Language Selection

English French German Italian Portuguese Spanish

Jury Can Consider Lesser 'Manslaughter' Verdict, Reiser Judge Rules

Filed under
Reiser

The judge in the Hans Reiser murder trial ruled here Tuesday that jurors may consider a lesser charge of voluntary manslaughter against the Linux coder, which carries a maximum 11-year term.

Tuesday's ruling gives the jury an alternative to the murder charge, and was opposed by the prosecution.

Jurors will also consider convicting Reiser of first-degree murder, carrying a 25-to-life sentence, and second-degree murder, which carries a 15-to-life term. The former penalty requires premeditation. Voluntary manslaughter generally is a killing in the heat of passion.

Jurors are expected to begin deliberating next week after they hear from a computer forensics specialist who will testify on Monday about what authorities discovered on the 44-year-old defendant's two hard drives. The trial began Nov. 6 and saw more than 60 witnesses.

More Here

And: Hans Reiser Trial: April 8, 2008




More in Tux Machines

Fedora Notifications, 0.3.0 Release
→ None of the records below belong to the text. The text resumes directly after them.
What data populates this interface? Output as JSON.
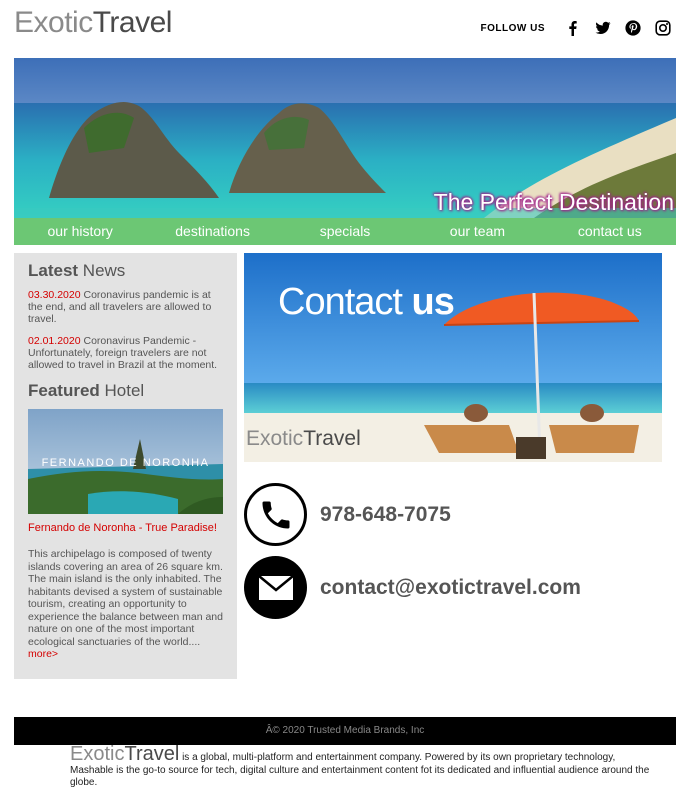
{
  "header": {
    "logo_part1": "Exotic",
    "logo_part2": "Travel",
    "follow_label": "FOLLOW US",
    "social_icons": [
      "facebook-icon",
      "twitter-icon",
      "pinterest-icon",
      "instagram-icon"
    ]
  },
  "hero": {
    "caption": "The Perfect Destination"
  },
  "nav": {
    "items": [
      "our history",
      "destinations",
      "specials",
      "our team",
      "contact us"
    ]
  },
  "sidebar": {
    "latest_bold": "Latest",
    "latest_rest": " News",
    "news": [
      {
        "date": "03.30.2020",
        "text": " Coronavirus pandemic is at the end, and all travelers are allowed to travel."
      },
      {
        "date": "02.01.2020",
        "text": " Coronavirus Pandemic - Unfortunately, foreign travelers are not allowed to travel in Brazil at the moment."
      }
    ],
    "featured_bold": "Featured",
    "featured_rest": " Hotel",
    "hotel_image_text": "FERNANDO DE NORONHA",
    "hotel_link": "Fernando de Noronha - True Paradise!",
    "hotel_desc": "This archipelago is composed of twenty islands covering an area of 26 square km. The main island is the only inhabited. The habitants devised a system of sustainable tourism, creating an opportunity to experience the balance between man and nature on one of the most important ecological sanctuaries of the world....",
    "more": "more>"
  },
  "banner": {
    "title_part1": "Contact ",
    "title_part2": "us",
    "logo_part1": "Exotic",
    "logo_part2": "Travel"
  },
  "contact": {
    "phone": "978-648-7075",
    "email": "contact@exotictravel.com",
    "icons": [
      "phone-icon",
      "mail-icon"
    ]
  },
  "footer": {
    "copyright": "Â© 2020 Trusted Media Brands, Inc",
    "logo_part1": "Exotic",
    "logo_part2": "Travel",
    "about": " is a global, multi-platform and entertainment company. Powered by its own proprietary technology, Mashable is the go-to source for tech, digital culture and entertainment content fot its dedicated and influential audience around the globe."
  },
  "colors": {
    "nav_green": "#6cc774",
    "accent_red": "#d40000",
    "sidebar_gray": "#e3e3e3"
  }
}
Just as a heads up, a new release of the Fedora Notifications app (FMN) was deployed today (version 0.3.0). Frontend Improvements Negated Rules - Individual rules (associated with a filter) can now be negated. This means that you can now write a rule like: "forward me all messages mentioning my username except for meetbot messages and those secondary arch koji builds." Disabled Filters - Filters can now be disabled instead of just deleted, thus letting you experiment with removing them before committing to giving them the boot. Limited Info - The information on the "context" page is now successively revealed. Previously, when you first visited it, you were presented with an overwhelming amount of information and options. It was not at all obvious that you had to 'enable' a context first before you could receive messages. It was furthermore not obvious that even if you had it enabled, you still had to enter an irc nick or an email address in order for things to actually work. It now reveals each section as you complete the preceding ones, hopefully making things more intuitive -- it warns you that you need to be signed on to freenode and identified for the confirmation process to play out. Truncated Names - Lastly and least, on the "context" page, rule names are no longer truncated with a ..., so you can more easily see the entirety of what each filter does. Read more

ChromeOS vs Linux: The Good, the Bad and the Ugly
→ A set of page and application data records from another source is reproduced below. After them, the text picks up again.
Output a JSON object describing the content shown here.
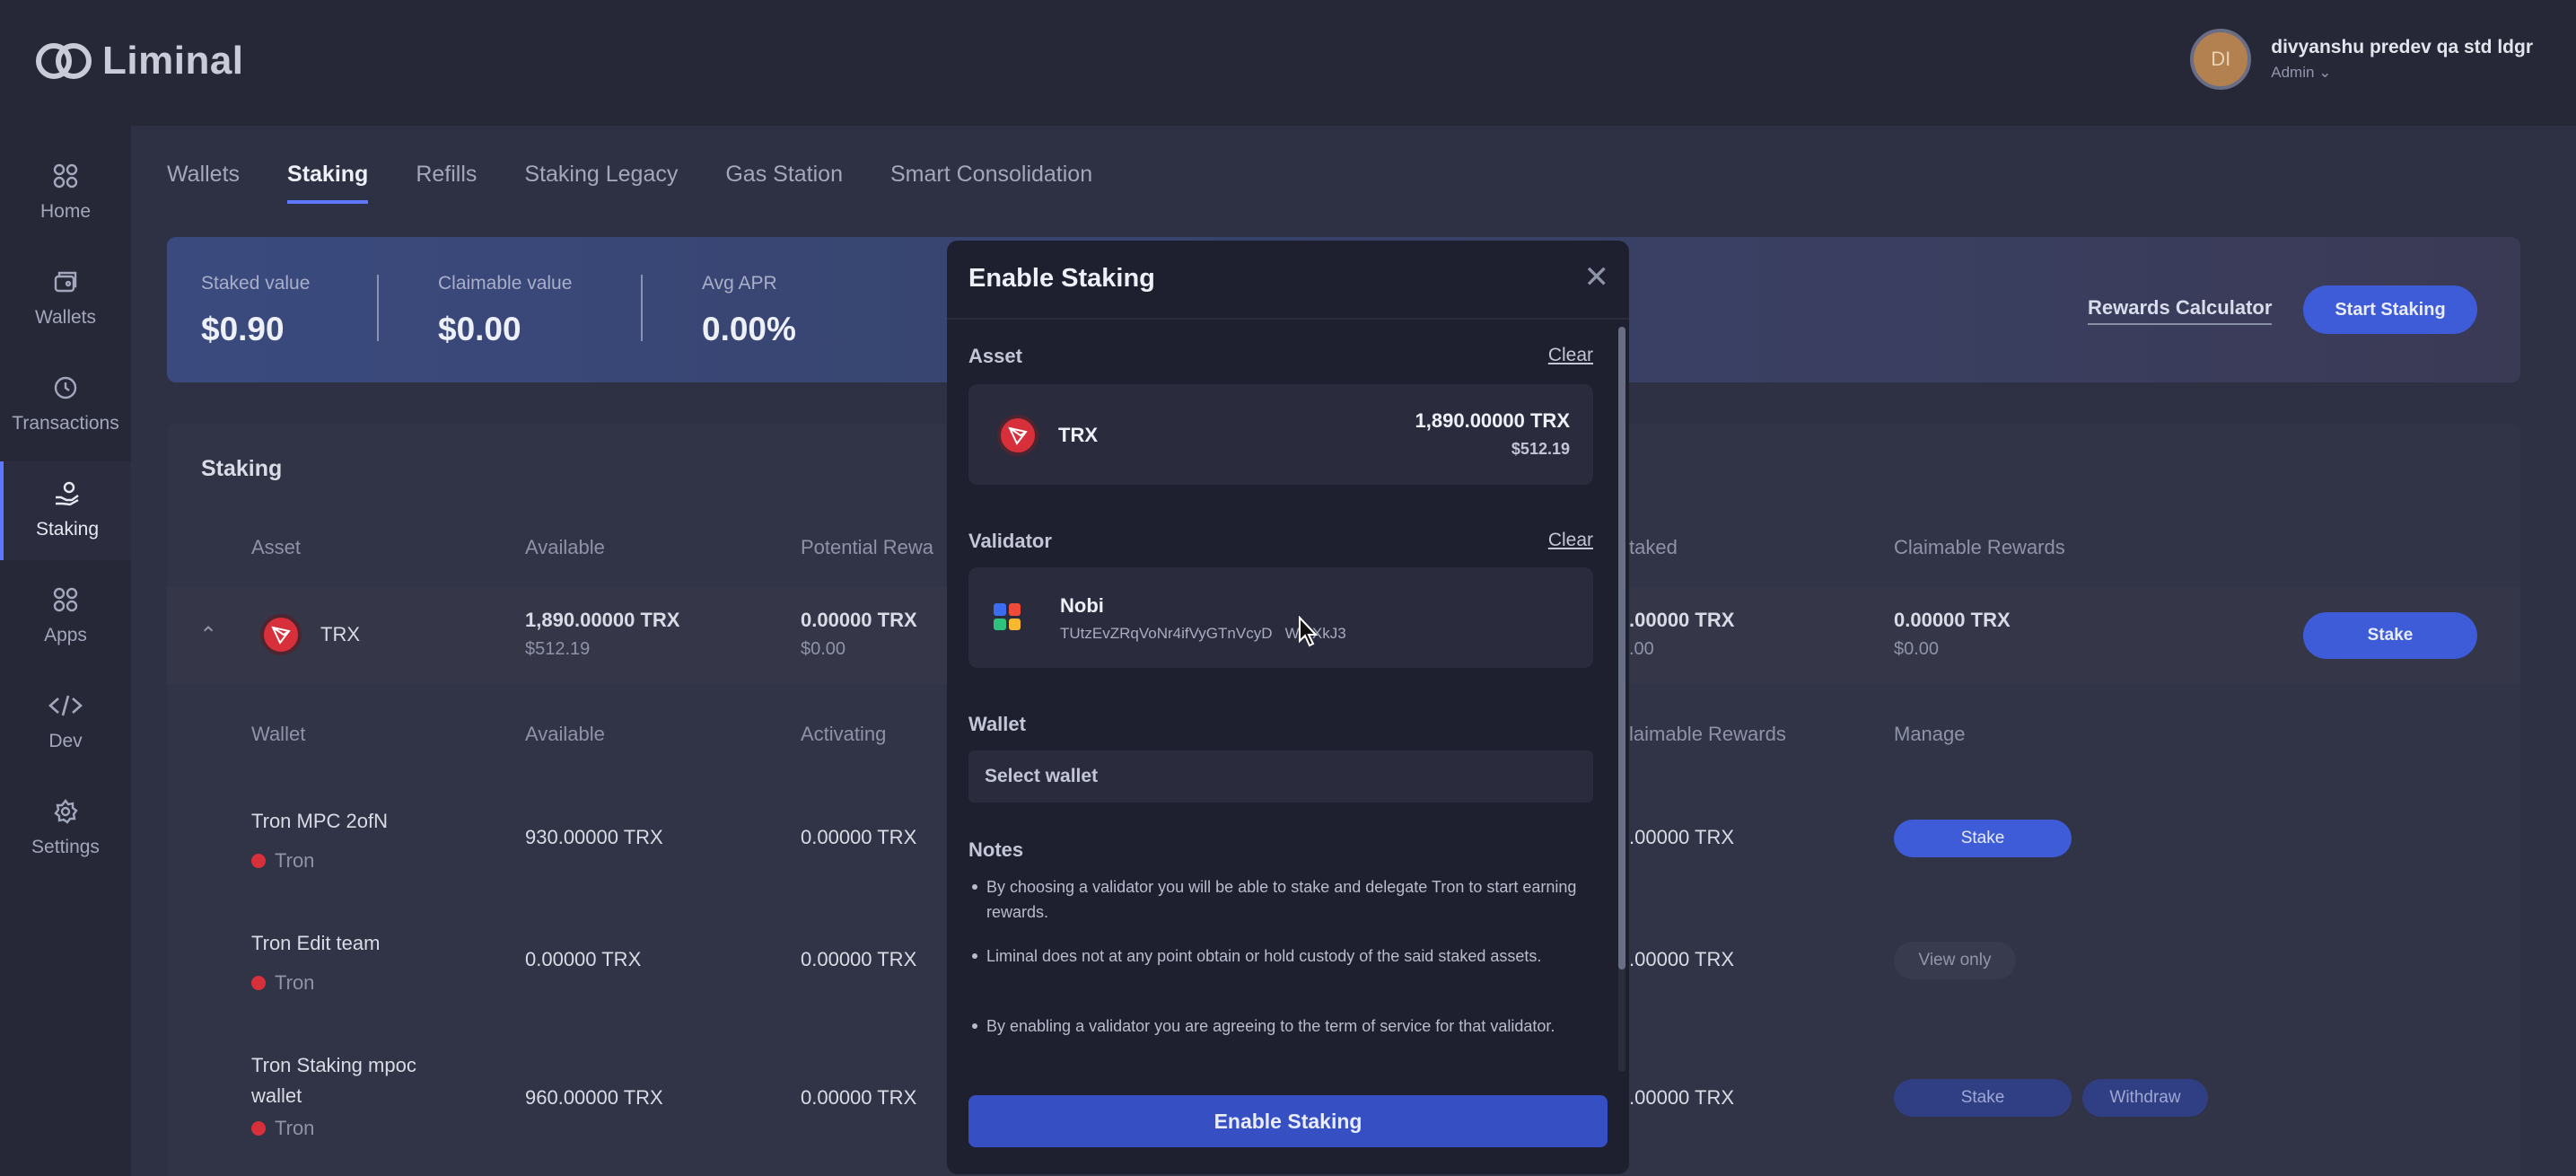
{
  "brand": {
    "name": "Liminal"
  },
  "user": {
    "initials": "DI",
    "name": "divyanshu predev qa std ldgr",
    "role": "Admin"
  },
  "sidebar": {
    "items": [
      {
        "label": "Home",
        "icon": "grid-icon"
      },
      {
        "label": "Wallets",
        "icon": "wallet-icon"
      },
      {
        "label": "Transactions",
        "icon": "clock-icon"
      },
      {
        "label": "Staking",
        "icon": "staking-hand-icon"
      },
      {
        "label": "Apps",
        "icon": "apps-icon"
      },
      {
        "label": "Dev",
        "icon": "code-icon"
      },
      {
        "label": "Settings",
        "icon": "gear-icon"
      }
    ],
    "active": "Staking"
  },
  "tabs": [
    "Wallets",
    "Staking",
    "Refills",
    "Staking Legacy",
    "Gas Station",
    "Smart Consolidation"
  ],
  "summary": {
    "staked_label": "Staked value",
    "staked_value": "$0.90",
    "claimable_label": "Claimable value",
    "claimable_value": "$0.00",
    "apr_label": "Avg APR",
    "apr_value": "0.00%",
    "rewards_calculator": "Rewards Calculator",
    "start_staking": "Start Staking"
  },
  "staking_table": {
    "title": "Staking",
    "headers": {
      "asset": "Asset",
      "available": "Available",
      "potential": "Potential Rewa",
      "staked": "taked",
      "claimable": "Claimable Rewards"
    },
    "asset_row": {
      "asset": "TRX",
      "available": "1,890.00000 TRX",
      "available_usd": "$512.19",
      "potential": "0.00000 TRX",
      "potential_usd": "$0.00",
      "staked": ".00000 TRX",
      "staked_usd": ".00",
      "claimable": "0.00000 TRX",
      "claimable_usd": "$0.00",
      "stake_button": "Stake"
    },
    "wallet_headers": {
      "wallet": "Wallet",
      "available": "Available",
      "activating": "Activating",
      "claimable": "laimable Rewards",
      "manage": "Manage"
    },
    "wallets": [
      {
        "name": "Tron MPC 2ofN",
        "network": "Tron",
        "available": "930.00000 TRX",
        "activating": "0.00000 TRX",
        "claimable": ".00000 TRX",
        "actions": [
          "Stake"
        ]
      },
      {
        "name": "Tron Edit team",
        "network": "Tron",
        "available": "0.00000 TRX",
        "activating": "0.00000 TRX",
        "claimable": ".00000 TRX",
        "actions": [
          "View only"
        ]
      },
      {
        "name": "Tron Staking mpoc wallet",
        "network": "Tron",
        "available": "960.00000 TRX",
        "activating": "0.00000 TRX",
        "claimable": ".00000 TRX",
        "actions": [
          "Stake",
          "Withdraw"
        ]
      }
    ]
  },
  "modal": {
    "title": "Enable Staking",
    "asset_label": "Asset",
    "clear": "Clear",
    "asset": {
      "name": "TRX",
      "amount": "1,890.00000 TRX",
      "usd": "$512.19"
    },
    "validator_label": "Validator",
    "validator": {
      "name": "Nobi",
      "address": "TUtzEvZRqVoNr4ifVyGTnVcyD   WsrXkJ3"
    },
    "wallet_label": "Wallet",
    "wallet_placeholder": "Select wallet",
    "notes_label": "Notes",
    "notes": [
      "By choosing a validator you will be able to stake and delegate Tron to start earning rewards.",
      "Liminal does not at any point obtain or hold custody of the said staked assets.",
      "By enabling a validator you are agreeing to the term of service for that validator."
    ],
    "enable_button": "Enable Staking"
  },
  "colors": {
    "accent": "#3e5bd8",
    "tron_red": "#d8303a",
    "background": "#2e3043",
    "modal": "#1e2030"
  }
}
Anyone who believes Google isn't "making a play" for desktop users isn't paying attention. In recent years, I've seen ChromeOS making quite a splash on the Google Chromebook. Exploding with popularity on sites such as Amazon.com, it looks as if ChromeOS could be unstoppable. In this article, I'm going to look at ChromeOS as a concept to market, how it's affecting Linux adoption and whether or not it's a good/bad thing for the Linux community as a whole. Plus, I'll talk about the biggest issue of all and how no one is doing anything about it. Read more

Android powered Nvidia Shield tablet now available for pre-order
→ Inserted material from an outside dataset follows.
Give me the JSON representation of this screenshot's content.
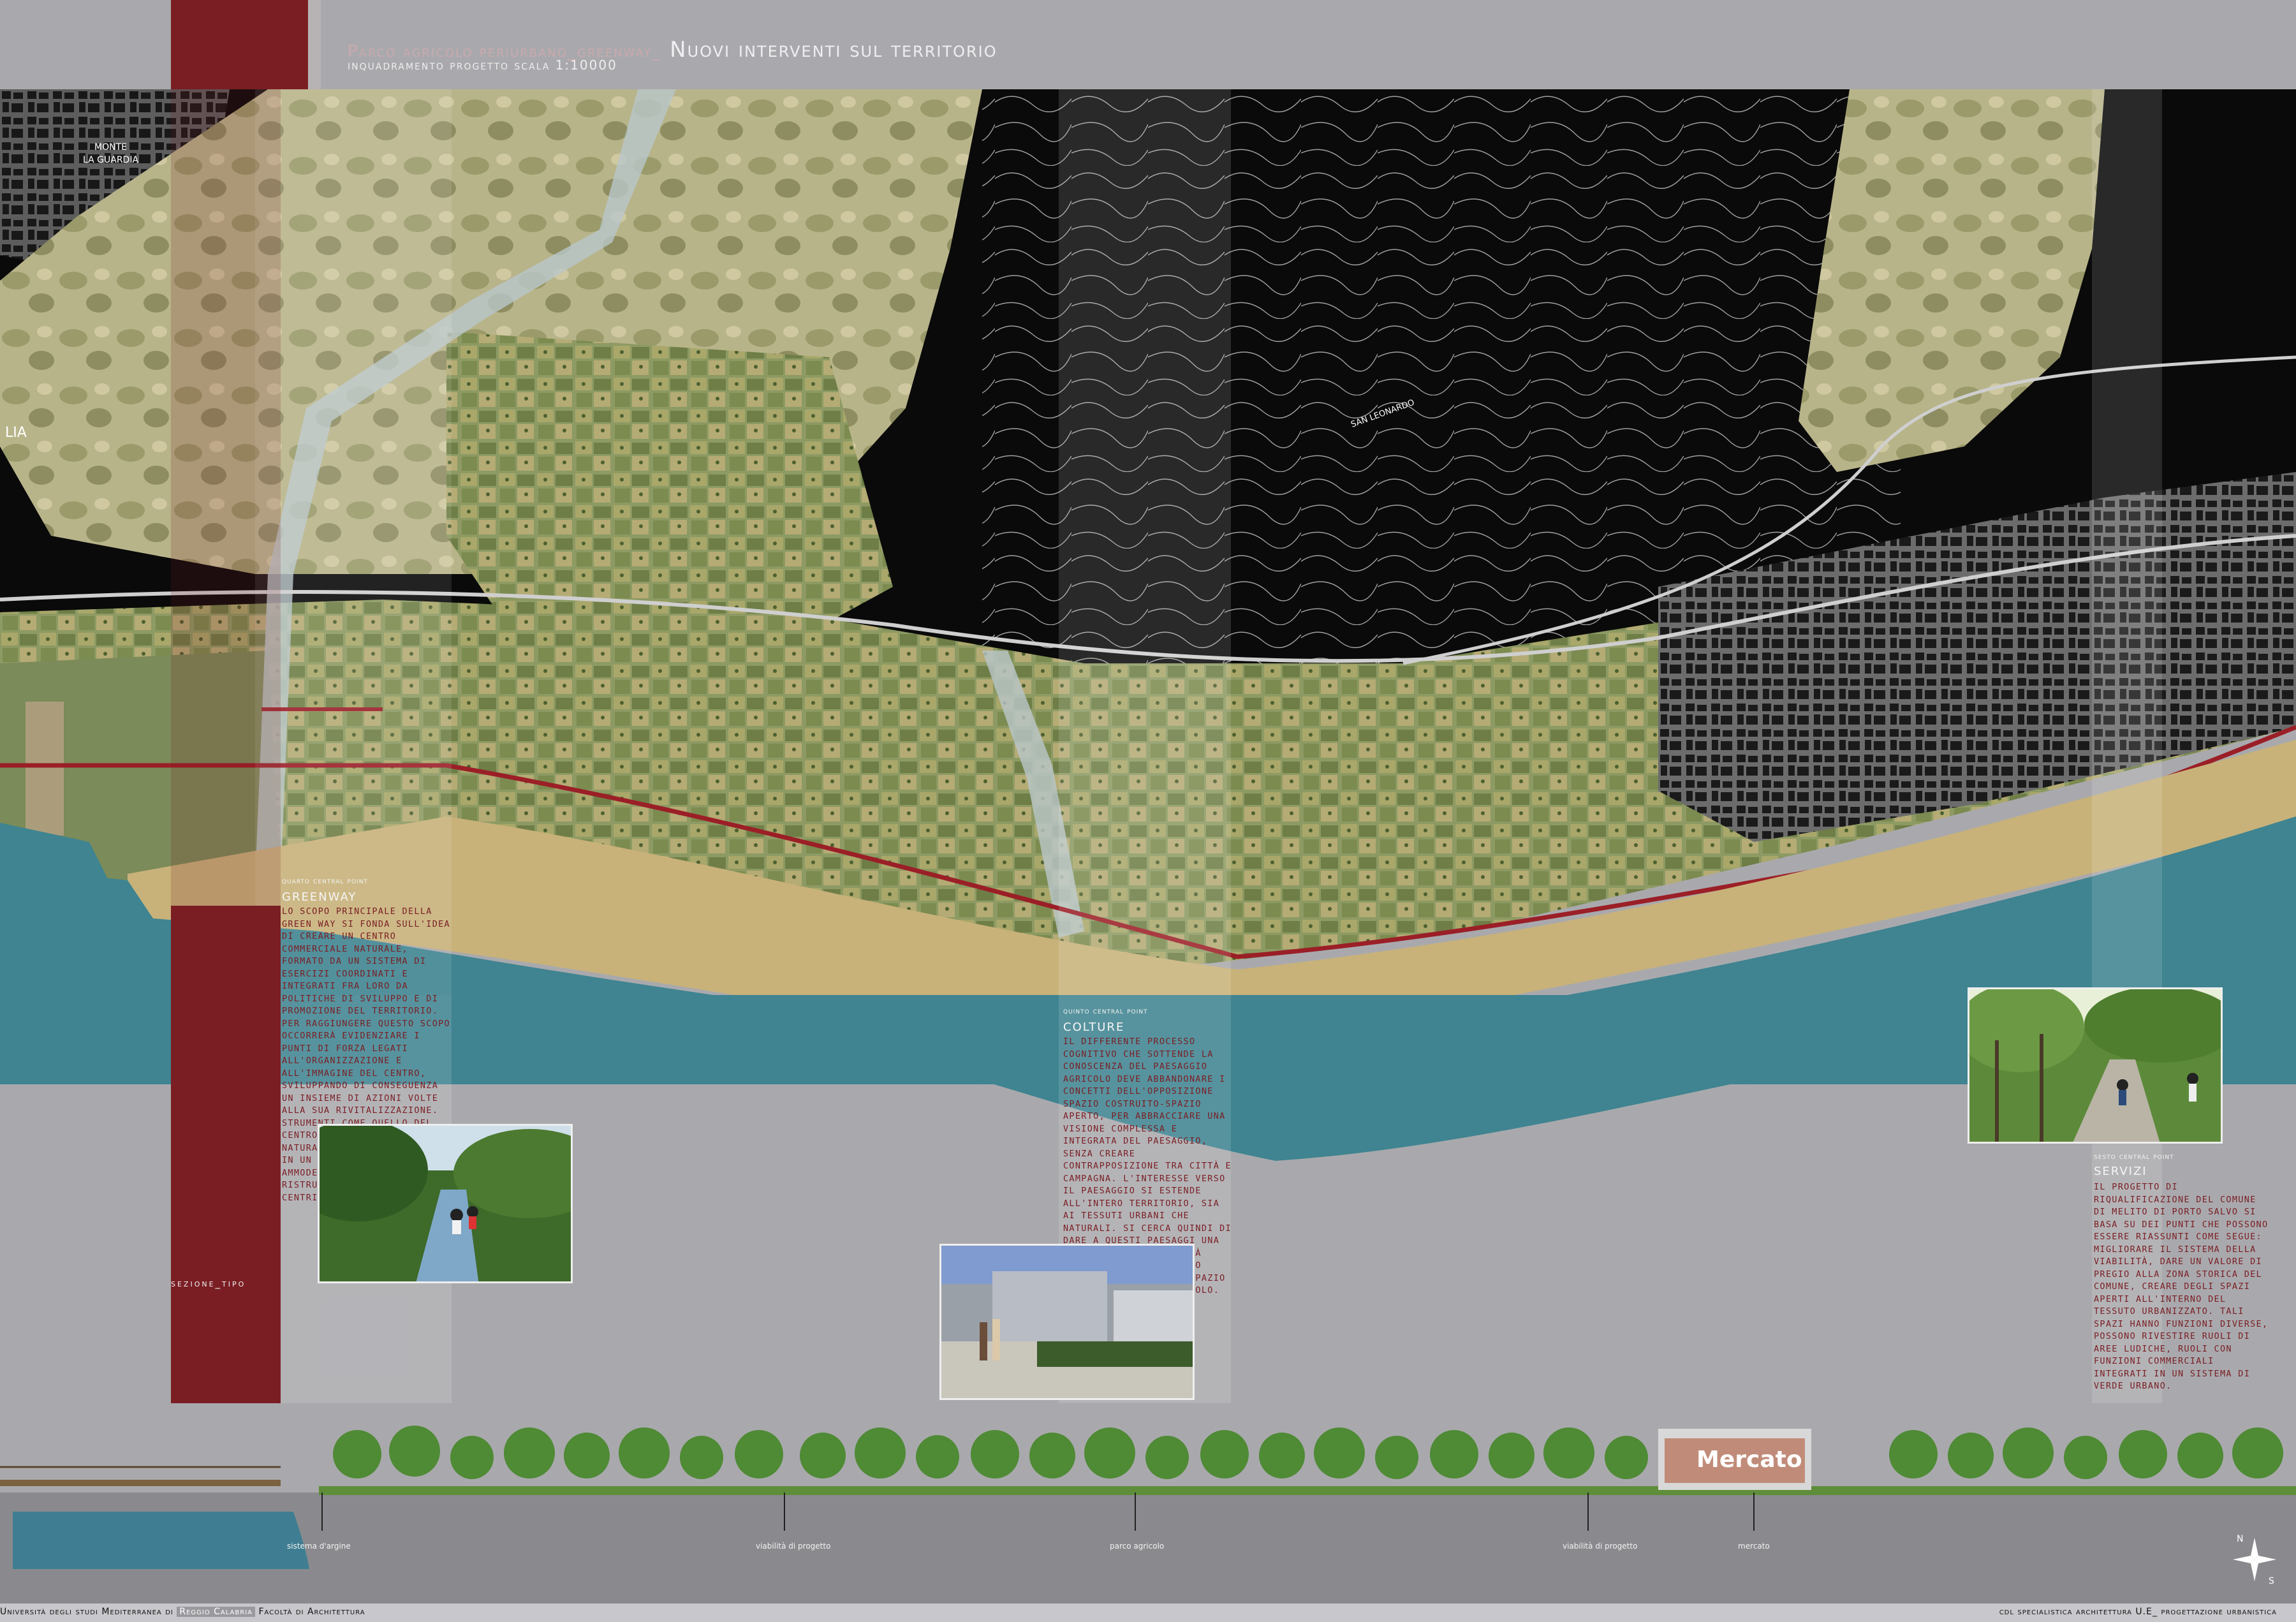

Nvidia’s 32GB LTE Shield Tablet is now available for pre-order. The Linux/Android powered tablet is priced at $399 and comes with an 8″ (1,920 x 1,200) display, Tegra K1 CPU and 2GB of RAM. Read more

FOSS Around the World: Latin America

Too often coverage of free/open source software news and commentary tends to focus on either developments and activities in North America or in Europe. While much of the news is made on these two continents, there’s a wider world out there where folks are doing some substantial things, and promoting FOSS in their own way in their own areas. Periodically, we at FOSS Force will be looking at areas of the world which have been either overlooked or neglected in digital news coverage. Today we’ll start south of the U.S. border with Latin America — Mexico, along with Central and South America, for those of you keeping track on maps at home. Read more